Opener “Hunt at Night” is an obvious single for its impressive pre-chorus as it provides an anxious launching point for the notable titular moment which rushes to define the moment and characterize the band outright. It is the first of several pieces to highlight the increasingly meticulous yet exactingly traditional songcraft these folks continue to impress with, or, at least a freshly skinned take on the style they’d mastered on their third album. A traditional form of 80’s obssessed heavy metal with occult horror camp on the brain persists throughout though there are a handful of very clear standout pieces along the way — Starting with the hook filled Side A triumvirate: The early Maiden-esque rally-in and soldier out of “Rain of Tears”, the stage stomping fist-shake-along of “Spirit of Death” and the peak moment for my taste, “A Warrior’s Return” pulling in some of the tension and hulk of ‘King of the Dead‘-era mastery to its movement to close out the first half of the record with absolute power.

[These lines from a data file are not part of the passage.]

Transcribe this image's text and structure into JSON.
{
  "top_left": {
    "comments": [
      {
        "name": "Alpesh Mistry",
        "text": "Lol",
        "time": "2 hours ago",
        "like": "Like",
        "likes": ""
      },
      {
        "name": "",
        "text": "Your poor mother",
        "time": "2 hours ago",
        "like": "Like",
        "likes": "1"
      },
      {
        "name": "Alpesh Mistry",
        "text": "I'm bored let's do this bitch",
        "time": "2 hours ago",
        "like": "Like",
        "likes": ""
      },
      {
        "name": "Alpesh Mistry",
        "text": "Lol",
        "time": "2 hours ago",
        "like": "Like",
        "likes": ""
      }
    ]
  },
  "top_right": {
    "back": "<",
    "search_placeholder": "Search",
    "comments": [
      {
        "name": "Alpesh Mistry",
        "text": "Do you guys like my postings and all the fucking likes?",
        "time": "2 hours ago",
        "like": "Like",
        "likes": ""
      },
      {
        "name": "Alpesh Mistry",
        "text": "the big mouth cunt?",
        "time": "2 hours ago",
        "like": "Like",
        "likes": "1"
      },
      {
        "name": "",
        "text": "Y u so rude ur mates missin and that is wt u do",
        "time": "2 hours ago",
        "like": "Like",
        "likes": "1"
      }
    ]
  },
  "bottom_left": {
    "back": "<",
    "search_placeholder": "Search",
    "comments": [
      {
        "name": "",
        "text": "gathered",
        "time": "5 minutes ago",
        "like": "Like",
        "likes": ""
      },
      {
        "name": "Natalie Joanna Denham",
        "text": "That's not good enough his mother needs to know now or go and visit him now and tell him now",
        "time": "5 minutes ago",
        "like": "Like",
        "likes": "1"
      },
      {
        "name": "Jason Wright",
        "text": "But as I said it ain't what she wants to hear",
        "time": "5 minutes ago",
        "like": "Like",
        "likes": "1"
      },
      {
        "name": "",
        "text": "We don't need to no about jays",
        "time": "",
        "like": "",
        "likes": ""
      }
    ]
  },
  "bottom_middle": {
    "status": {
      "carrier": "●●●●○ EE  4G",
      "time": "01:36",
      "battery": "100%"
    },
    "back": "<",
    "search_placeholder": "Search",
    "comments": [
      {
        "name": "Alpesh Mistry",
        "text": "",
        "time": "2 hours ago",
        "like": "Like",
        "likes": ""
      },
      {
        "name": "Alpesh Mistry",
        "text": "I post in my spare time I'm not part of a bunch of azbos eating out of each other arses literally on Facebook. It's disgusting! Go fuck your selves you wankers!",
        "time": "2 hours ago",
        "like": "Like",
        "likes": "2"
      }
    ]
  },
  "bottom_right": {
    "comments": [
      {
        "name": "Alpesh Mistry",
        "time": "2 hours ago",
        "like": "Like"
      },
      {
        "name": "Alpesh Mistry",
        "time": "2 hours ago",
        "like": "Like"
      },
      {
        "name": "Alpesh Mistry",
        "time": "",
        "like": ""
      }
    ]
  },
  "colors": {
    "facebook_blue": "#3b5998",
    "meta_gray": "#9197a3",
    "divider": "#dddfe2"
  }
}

Though I’d felt the 80’s power metallic whip of “The Hangman’s Tree” and the likely iconic live moment which “Queen Satan” brings were equally vital pieces which do a lot of the heavy lifting on Side B, I’d soon found myself ready to jet back over to restart the full listen rather than press on through the final two songs. “Vaster Empires” could’ve held its own as an energetic closer but the drained skull energy of “The Death of Time” drags extra hard after it. As a full listen it all works together brilliantly with consideration for classic early 80’s heavy metal standards, the only note I’d taken in that regard is that I’d definitely wear a hole through Side A rather than the flipside in this case, and I think I’d had similar remarks on the previous record, too. It might seem like they’ve merely ticked up a notch or two in terms of my own fandom but I am even more impressed than ever with Savage Master after spending countless hours with ‘Those Who Hunt at Night‘, happily noting the additional push for greatness here when they could’ve simply iterated upon the undeniable high point of their previous record. A moderately high recommendation.
|TITLE:||Those Who Hunt at Night|
|LABEL(S):||Shadow Kingdom Records|
|RELEASE DATE:||August 5th, 2022|
Help Support Grizzly Butts’ goals with a donation:
Please consider donating directly to site costs and project funding using PayPal.